Should voters choose the politicians who represent them, as the Constitution requires, or should the politicians use gerrymandering to get the voters they want, as is happening in many states?
“Gerrymandering” is manipulating the geographic boundaries of electoral districts in a way that favors one party over the other. This practice is universally condemned as unjust, harmful to our democracy and it violates the spirit of the Constitution. Inexplicably, gerrymandering is not illegal. The Supreme Court has, once again, failed because the conservative (Republican appointed) majority refused to set standards and make it illegal to rig elections this way — even though the chief justice acknowledged gerrymandering was unjust (“Forget Russian hackers, the Supreme Court's gerrymandering decision just crippled American democracy,” June 27).

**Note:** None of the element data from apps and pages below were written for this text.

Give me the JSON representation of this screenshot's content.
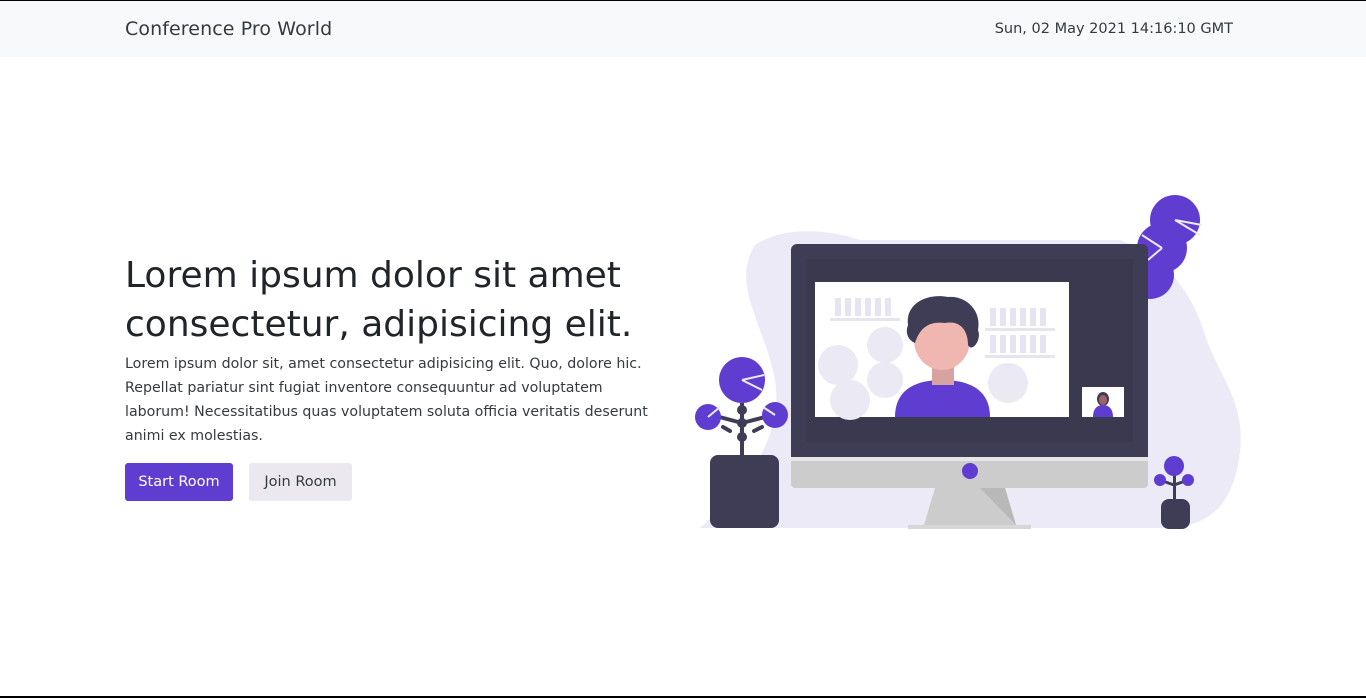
{
  "navbar": {
    "brand": "Conference Pro World",
    "datetime": "Sun, 02 May 2021 14:16:10 GMT"
  },
  "hero": {
    "title": "Lorem ipsum dolor sit amet consectetur, adipisicing elit.",
    "text": "Lorem ipsum dolor sit, amet consectetur adipisicing elit. Quo, dolore hic. Repellat pariatur sint fugiat inventore consequuntur ad voluptatem laborum! Necessitatibus quas voluptatem soluta officia veritatis deserunt animi ex molestias.",
    "buttons": {
      "start": "Start Room",
      "join": "Join Room"
    }
  },
  "colors": {
    "accent": "#5f3dd1",
    "navbar_bg": "#f8f9fa",
    "secondary_button_bg": "#ebe9ef",
    "illustration_blob": "#edeaf7",
    "monitor_frame": "#3f3d56"
  },
  "illustration": {
    "icon": "video-conference-illustration"
  }
}
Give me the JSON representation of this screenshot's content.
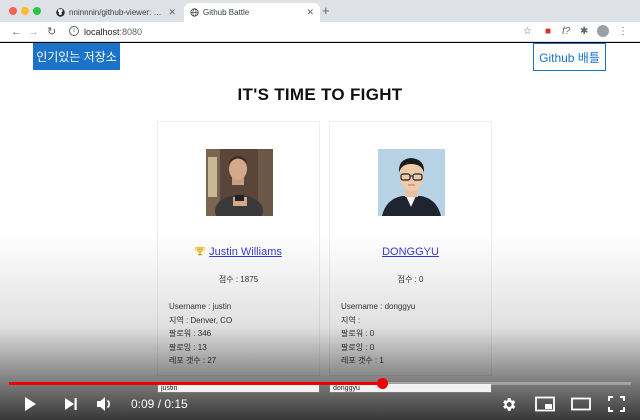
{
  "browser": {
    "tabs": [
      {
        "title": "nninnnin/github-viewer: React",
        "icon": "github-icon",
        "active": false
      },
      {
        "title": "Github Battle",
        "icon": "globe-icon",
        "active": true
      }
    ],
    "new_tab": "+",
    "url": {
      "host": "localhost",
      "port": ":8080"
    }
  },
  "nav": {
    "popular": "인기있는 저장소",
    "battle": "Github 배틀"
  },
  "page_title": "IT'S TIME TO FIGHT",
  "players": [
    {
      "name": "Justin Williams",
      "winner": true,
      "score": "점수 : 1875",
      "username": "Username : justin",
      "location": "지역 : Denver, CO",
      "followers": "팔로워 : 346",
      "following": "팔로잉 : 13",
      "repos": "레포 갯수 : 27",
      "input_value": "justin"
    },
    {
      "name": "DONGGYU",
      "winner": false,
      "score": "점수 : 0",
      "username": "Username : donggyu",
      "location": "지역 :",
      "followers": "팔로워 : 0",
      "following": "팔로잉 : 0",
      "repos": "레포 갯수 : 1",
      "input_value": "donggyu"
    }
  ],
  "player": {
    "time": "0:09 / 0:15",
    "progress": 0.6
  },
  "colors": {
    "accent": "#1a73c8",
    "link": "#3b3bd6",
    "progress": "#ee0000"
  }
}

Both Democratic and Republican politicians now have access to voter data, sophisticated mapping programs and precise tools to rig elections in their favor by drawing strangely shaped districts. This means that in a state or district that’s divided 60/40 between the two parties, when the minority party is in control (holding the legislature and or the governor’s mansion) that party can give itself a long term electoral advantage over the 60 percent majority party, thereby, nullifying “one man one vote.” In Maryland, the Democrats are guilty of flagrant gerrymandering. In North Carolina, Wisconsin, Michigan, Ohio, Pennsylvania, Arkansas, Texas, Virginia and other states, Republicans are the accused.
Due to the Supreme Court’s failure, only a Congress and White House controlled by Democrats can create a non-political, non-partisan commission that establishes standards, oversight and criminal accountability to close this gaping wound in our system.
Roger C. Kostmayer, Baltimore